How to create pointless error reports (and how not to)
Linux's little love notes about software RAID consistency errors makes a perfect example of something that system administrators run into all the time: pointless error reports.
It's worth noting that a pointless error report is something different from a useless error report. A useless error report tells you that something has gone wrong but doesn't identify what it is, what exactly has gone wrong, and so on; you have to hunt that down on your own. A pointless error report shouldn't even have been generated in the first place, at least not in the form that you get it in. Noise from monitoring systems is one form of pointless error reports.
So what makes a pointless error report? The aforementioned software RAID errors have at least three things wrong with them, namely that the error happens all the time, that the 'error' is actually (in theory) something that happens routinely, and that there's nothing you can do about the error in practice. Complaining about non-errors that happen all the time that you can't do anything about anyways is pretty much the jackpot in terms of pointless error reports.
We can turn this around to create a list of what makes a good error report for sysadmins:
- it is complaining about a real error (not a routine and theoretically harmless event)
- ... that does not happen all the time
- ... that is actively dangerous
- ... that you can (and should) do something about
- it contains a clear description of what is wrong
- it contains all of the details about the situation that are known, provided that those details are useful for resolving the problem (and not merely useful for debugging the code)
Things that fail some of these criteria may be useful to log and capture for historical purposes, but they do not rise to the level of useful error reports. Failing any of the first four points makes an error report pointless; failing the last two makes it more or less useless.
I include 'is actively dangerous' on the list of important points
because there are always things happening on any system that might be
worthy of note, for example people trying brute force attacks on your
ssh port. What should create error reports is not merely something
wrong, but something that is bad enought that it needs to be dealt with.
Someone failing to get in to your system with ssh is not worthy of a

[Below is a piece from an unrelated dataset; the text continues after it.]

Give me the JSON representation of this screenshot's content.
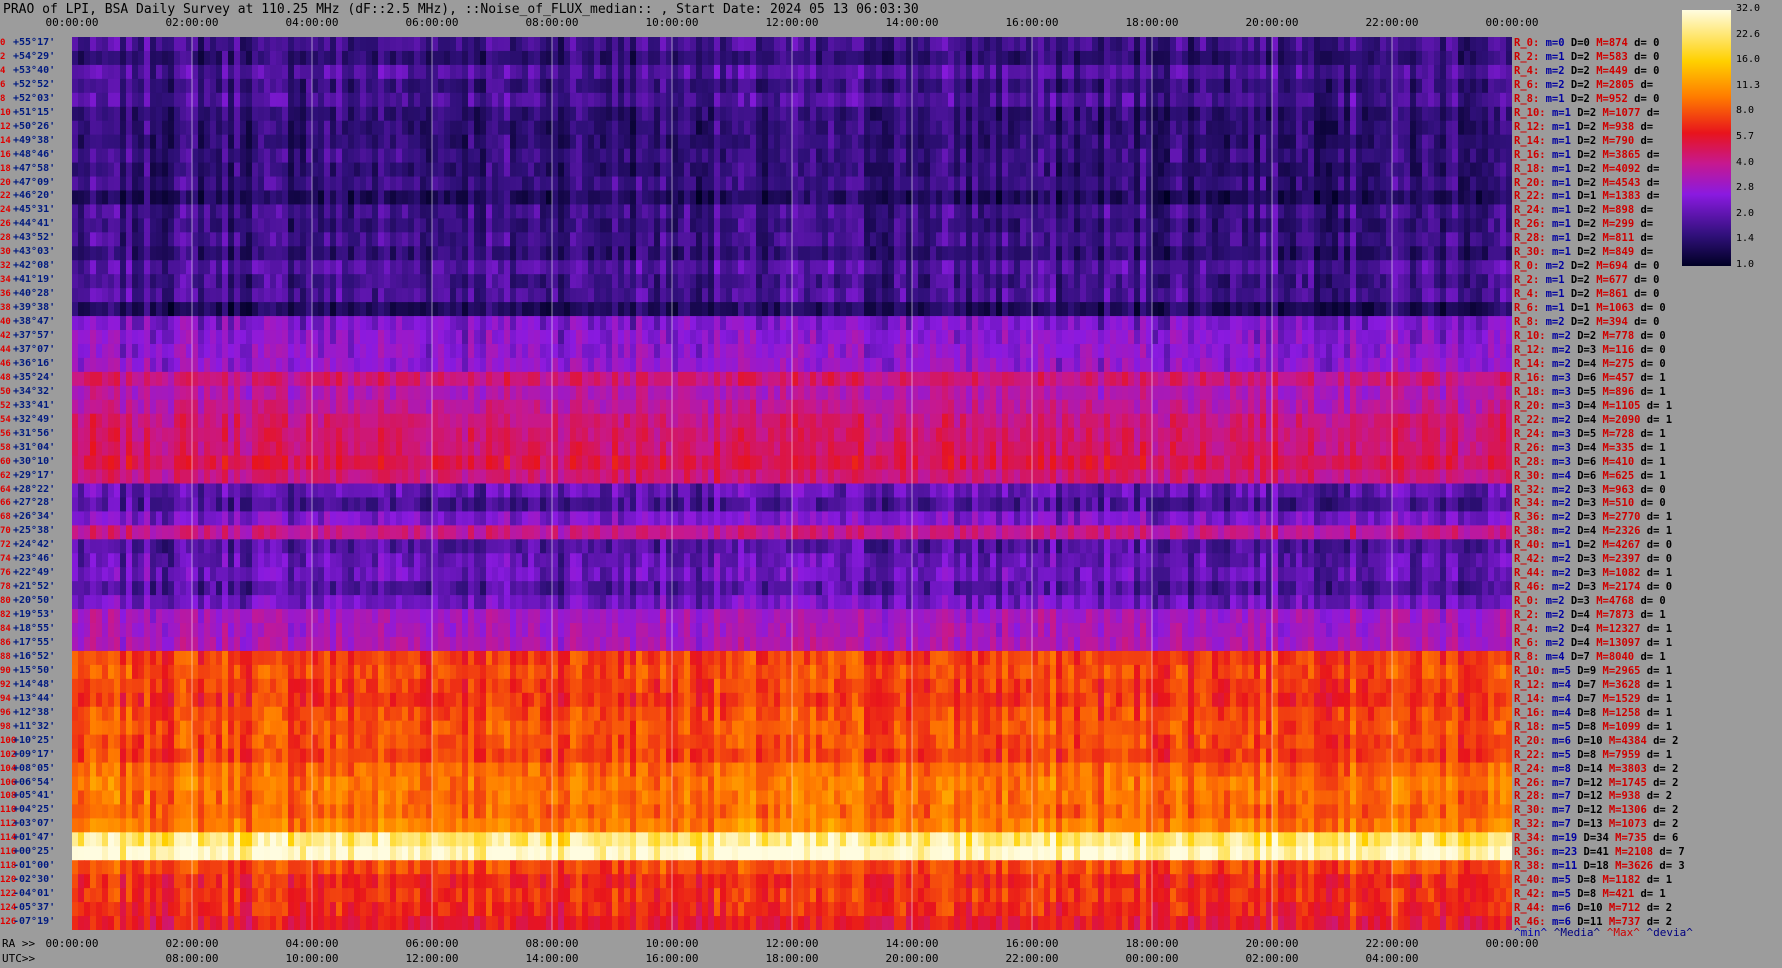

report; someone ssh'ing in to root and getting the password right but
being refused access because you have
PermitRootLogin set to
the sshd configuration, now that is worthy of an error report.